I never got the astral projection thing, but I know others who do and it seems to make spiritual sense of quantum mechanics. Gordon has, it seems to me, always been light-years away from anyone else I know, (except maybe Todd, who also “gets” the astral projection thing). Recently (a few years ago), Gordon and I got talking about something that was bothering parishioners, but I didn’t have an answer to — salvation, heaven, hell, and why God does anything along those lines. Gordon didn’t answer until I realized that he thought I was asking the wrong questions — he had long ago realized that these questions ran into a dead end, and the only answer is “love”. God loves. God is love. We should love. We should try to become loving through practice and prayer. Once we realize that, the rest of things seem to fall into place. There’s some sort of Eastern mindfulness that psychology and religion is starting to “get” that Gordon’s already “got”.  I can’t quite conceive of it yet, but I can see signs of it here and there. I just stand in awe of it.

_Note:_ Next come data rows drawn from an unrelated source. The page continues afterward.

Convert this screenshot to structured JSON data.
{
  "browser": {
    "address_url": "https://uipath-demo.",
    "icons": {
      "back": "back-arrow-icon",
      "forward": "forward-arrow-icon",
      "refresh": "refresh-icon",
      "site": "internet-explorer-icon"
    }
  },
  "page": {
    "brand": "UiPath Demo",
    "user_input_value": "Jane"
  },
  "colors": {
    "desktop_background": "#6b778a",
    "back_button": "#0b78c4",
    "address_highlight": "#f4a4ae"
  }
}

Years ago, there was a Deering reunion at his place (the complex, not his apartment) in New Hampshire and it was a treasure to see all the incredible things we had become (see my blog post “Five and Ten and a Hundred Fold” to get a sense of it). Two years ago, at another reunion, I got to work with Gordon in worship and it was a real “bucket list” moment — so many of which have had Gordon there. I still dream of/feel called to create a camp like Deering which celebrates all of who Gordon was, with Cy) I have been blessed and I want the rest of the world to be so blessed.

Two final points about Gordon: Don’t be thinking he was “all spiritual”. He was more human than most, because he was more alive than nearly anyone I have ever met. When I told him I’d be on camp family in 1988, he was joyous and said things that cannot be repeated here in his joy. I still remember pictures of him roofing cabins with nothing on but an apron to hold nails with — showing his little butt and the twinkling smile that only he could pull off. More fun, alive, and wise all at the same time! That was Gordon.

The other: You know that scene in the original Star Wars, where Obi-Wan Kenobi says, “It’s like a million screaming people” when the Death Star blows up Datooine? I finally got a sense of that today, when I thought about Gordon’s heart attack and potential death and funeral. First off, I can’t imagine a church in New Hampshire big enough to hold all the people who will come to celebrate his life and his meaning to them. Secondly, New Hampshire will be thirsty before the service and flood after it, with all the tears that will be shed. There will be a big hole left behind in the Universe when Gordon leaves.

It will take all of us who knew him to fill it. He would tell us we’re up to the challenge. We know it’ll be hard.

Peace,

John